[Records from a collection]
----

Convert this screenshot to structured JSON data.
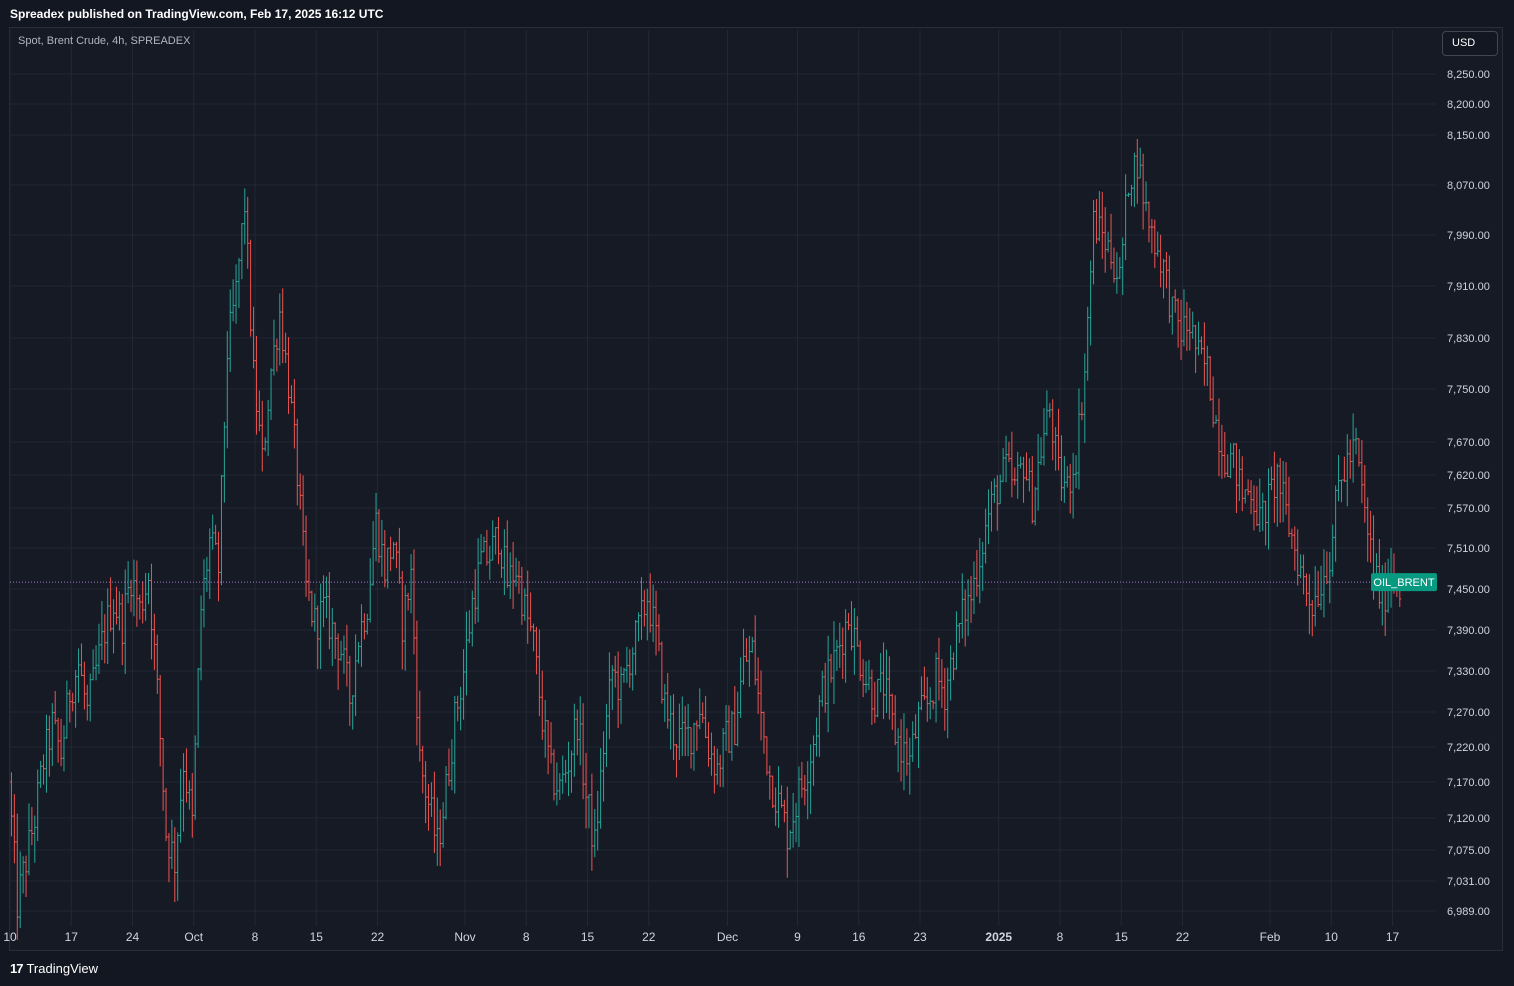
{
  "header": {
    "published_text": "Spreadex published on TradingView.com, Feb 17, 2025 16:12 UTC"
  },
  "chart_header": {
    "symbol_text": "Spot, Brent Crude, 4h, SPREADEX",
    "currency_button": "USD"
  },
  "footer": {
    "logo_mark": "17",
    "logo_text": "TradingView"
  },
  "colors": {
    "up": "#26a69a",
    "down": "#ef5350",
    "grid": "#232733",
    "background": "#161a25",
    "last_price_line": "#9c7bd1",
    "badge": "#089981"
  },
  "chart_data": {
    "type": "ohlc",
    "symbol": "Spot, Brent Crude, 4h, SPREADEX",
    "currency": "USD",
    "last_price_label": "OIL_BRENT",
    "last_price": 7460,
    "y_ticks": [
      {
        "label": "8,250.00",
        "value": 8250
      },
      {
        "label": "8,200.00",
        "value": 8200
      },
      {
        "label": "8,150.00",
        "value": 8150
      },
      {
        "label": "8,070.00",
        "value": 8070
      },
      {
        "label": "7,990.00",
        "value": 7990
      },
      {
        "label": "7,910.00",
        "value": 7910
      },
      {
        "label": "7,830.00",
        "value": 7830
      },
      {
        "label": "7,750.00",
        "value": 7750
      },
      {
        "label": "7,670.00",
        "value": 7670
      },
      {
        "label": "7,620.00",
        "value": 7620
      },
      {
        "label": "7,570.00",
        "value": 7570
      },
      {
        "label": "7,510.00",
        "value": 7510
      },
      {
        "label": "7,450.00",
        "value": 7450
      },
      {
        "label": "7,390.00",
        "value": 7390
      },
      {
        "label": "7,330.00",
        "value": 7330
      },
      {
        "label": "7,270.00",
        "value": 7270
      },
      {
        "label": "7,220.00",
        "value": 7220
      },
      {
        "label": "7,170.00",
        "value": 7170
      },
      {
        "label": "7,120.00",
        "value": 7120
      },
      {
        "label": "7,075.00",
        "value": 7075
      },
      {
        "label": "7,031.00",
        "value": 7031
      },
      {
        "label": "6,989.00",
        "value": 6989
      }
    ],
    "x_ticks": [
      {
        "label": "10",
        "day": 0
      },
      {
        "label": "17",
        "day": 7
      },
      {
        "label": "24",
        "day": 14
      },
      {
        "label": "Oct",
        "day": 21
      },
      {
        "label": "8",
        "day": 28
      },
      {
        "label": "15",
        "day": 35
      },
      {
        "label": "22",
        "day": 42
      },
      {
        "label": "Nov",
        "day": 52
      },
      {
        "label": "8",
        "day": 59
      },
      {
        "label": "15",
        "day": 66
      },
      {
        "label": "22",
        "day": 73
      },
      {
        "label": "Dec",
        "day": 82
      },
      {
        "label": "9",
        "day": 90
      },
      {
        "label": "16",
        "day": 97
      },
      {
        "label": "23",
        "day": 104
      },
      {
        "label": "2025",
        "day": 113
      },
      {
        "label": "8",
        "day": 120
      },
      {
        "label": "15",
        "day": 127
      },
      {
        "label": "22",
        "day": 134
      },
      {
        "label": "Feb",
        "day": 144
      },
      {
        "label": "10",
        "day": 151
      },
      {
        "label": "17",
        "day": 158
      }
    ],
    "x_range_days": [
      0,
      160
    ],
    "price_path": [
      [
        0,
        7170
      ],
      [
        1,
        7000
      ],
      [
        2,
        7060
      ],
      [
        3,
        7120
      ],
      [
        4,
        7200
      ],
      [
        5,
        7250
      ],
      [
        6,
        7210
      ],
      [
        7,
        7300
      ],
      [
        8,
        7340
      ],
      [
        9,
        7270
      ],
      [
        10,
        7330
      ],
      [
        11,
        7390
      ],
      [
        12,
        7430
      ],
      [
        13,
        7400
      ],
      [
        14,
        7470
      ],
      [
        15,
        7420
      ],
      [
        16,
        7470
      ],
      [
        17,
        7300
      ],
      [
        18,
        7100
      ],
      [
        19,
        7060
      ],
      [
        20,
        7200
      ],
      [
        21,
        7110
      ],
      [
        22,
        7420
      ],
      [
        23,
        7520
      ],
      [
        24,
        7480
      ],
      [
        25,
        7810
      ],
      [
        26,
        7900
      ],
      [
        27,
        8040
      ],
      [
        28,
        7770
      ],
      [
        29,
        7640
      ],
      [
        30,
        7780
      ],
      [
        31,
        7870
      ],
      [
        32,
        7760
      ],
      [
        33,
        7620
      ],
      [
        34,
        7450
      ],
      [
        35,
        7400
      ],
      [
        36,
        7420
      ],
      [
        37,
        7390
      ],
      [
        38,
        7360
      ],
      [
        39,
        7290
      ],
      [
        40,
        7380
      ],
      [
        41,
        7430
      ],
      [
        42,
        7550
      ],
      [
        43,
        7480
      ],
      [
        44,
        7520
      ],
      [
        45,
        7400
      ],
      [
        46,
        7470
      ],
      [
        47,
        7200
      ],
      [
        48,
        7140
      ],
      [
        49,
        7080
      ],
      [
        50,
        7160
      ],
      [
        51,
        7260
      ],
      [
        52,
        7330
      ],
      [
        53,
        7430
      ],
      [
        54,
        7490
      ],
      [
        55,
        7500
      ],
      [
        56,
        7530
      ],
      [
        57,
        7460
      ],
      [
        58,
        7480
      ],
      [
        59,
        7420
      ],
      [
        60,
        7370
      ],
      [
        61,
        7260
      ],
      [
        62,
        7180
      ],
      [
        63,
        7160
      ],
      [
        64,
        7200
      ],
      [
        65,
        7260
      ],
      [
        66,
        7150
      ],
      [
        67,
        7080
      ],
      [
        68,
        7220
      ],
      [
        69,
        7330
      ],
      [
        70,
        7300
      ],
      [
        71,
        7350
      ],
      [
        72,
        7390
      ],
      [
        73,
        7440
      ],
      [
        74,
        7380
      ],
      [
        75,
        7280
      ],
      [
        76,
        7240
      ],
      [
        77,
        7230
      ],
      [
        78,
        7240
      ],
      [
        79,
        7280
      ],
      [
        80,
        7220
      ],
      [
        81,
        7190
      ],
      [
        82,
        7230
      ],
      [
        83,
        7250
      ],
      [
        84,
        7340
      ],
      [
        85,
        7360
      ],
      [
        86,
        7260
      ],
      [
        87,
        7180
      ],
      [
        88,
        7140
      ],
      [
        89,
        7100
      ],
      [
        90,
        7140
      ],
      [
        91,
        7180
      ],
      [
        92,
        7230
      ],
      [
        93,
        7300
      ],
      [
        94,
        7330
      ],
      [
        95,
        7370
      ],
      [
        96,
        7410
      ],
      [
        97,
        7360
      ],
      [
        98,
        7320
      ],
      [
        99,
        7290
      ],
      [
        100,
        7310
      ],
      [
        101,
        7250
      ],
      [
        102,
        7220
      ],
      [
        103,
        7200
      ],
      [
        104,
        7260
      ],
      [
        105,
        7280
      ],
      [
        106,
        7320
      ],
      [
        107,
        7300
      ],
      [
        108,
        7360
      ],
      [
        109,
        7410
      ],
      [
        110,
        7440
      ],
      [
        111,
        7500
      ],
      [
        112,
        7560
      ],
      [
        113,
        7600
      ],
      [
        114,
        7630
      ],
      [
        115,
        7600
      ],
      [
        116,
        7640
      ],
      [
        117,
        7580
      ],
      [
        118,
        7660
      ],
      [
        119,
        7720
      ],
      [
        120,
        7620
      ],
      [
        121,
        7600
      ],
      [
        122,
        7650
      ],
      [
        123,
        7780
      ],
      [
        124,
        8010
      ],
      [
        125,
        7990
      ],
      [
        126,
        7960
      ],
      [
        127,
        7920
      ],
      [
        128,
        8080
      ],
      [
        129,
        8110
      ],
      [
        130,
        8030
      ],
      [
        131,
        7980
      ],
      [
        132,
        7940
      ],
      [
        133,
        7870
      ],
      [
        134,
        7840
      ],
      [
        135,
        7850
      ],
      [
        136,
        7800
      ],
      [
        137,
        7780
      ],
      [
        138,
        7700
      ],
      [
        139,
        7650
      ],
      [
        140,
        7640
      ],
      [
        141,
        7590
      ],
      [
        142,
        7600
      ],
      [
        143,
        7550
      ],
      [
        144,
        7580
      ],
      [
        145,
        7620
      ],
      [
        146,
        7560
      ],
      [
        147,
        7510
      ],
      [
        148,
        7460
      ],
      [
        149,
        7430
      ],
      [
        150,
        7460
      ],
      [
        151,
        7500
      ],
      [
        152,
        7600
      ],
      [
        153,
        7640
      ],
      [
        154,
        7660
      ],
      [
        155,
        7560
      ],
      [
        156,
        7480
      ],
      [
        157,
        7430
      ],
      [
        158,
        7480
      ],
      [
        159,
        7460
      ]
    ]
  }
}
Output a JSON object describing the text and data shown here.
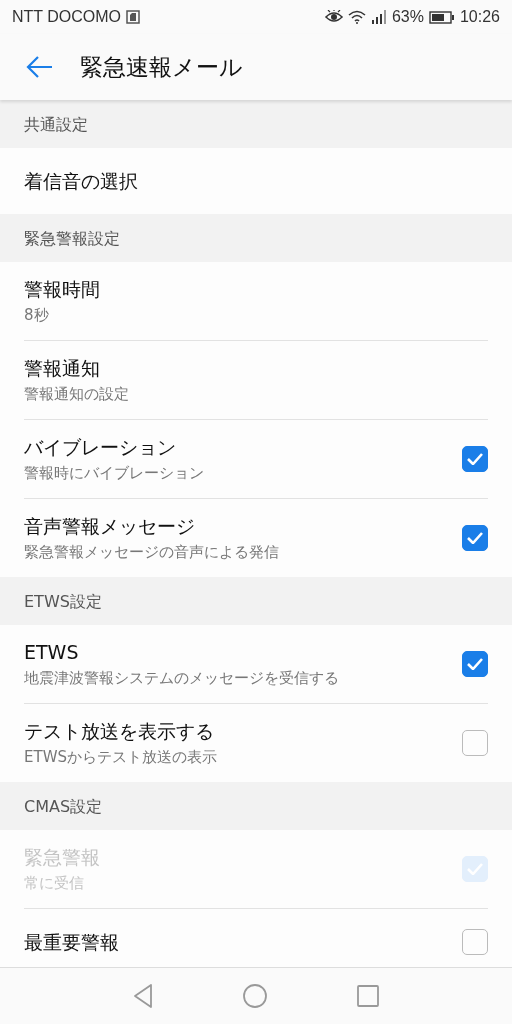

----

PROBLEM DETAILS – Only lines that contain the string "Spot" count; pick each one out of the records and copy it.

RESPONSE AREA –
    "symbol_text": "Spot, Brent Crude, 4h, SPREADEX",
    "symbol": "Spot, Brent Crude, 4h, SPREADEX",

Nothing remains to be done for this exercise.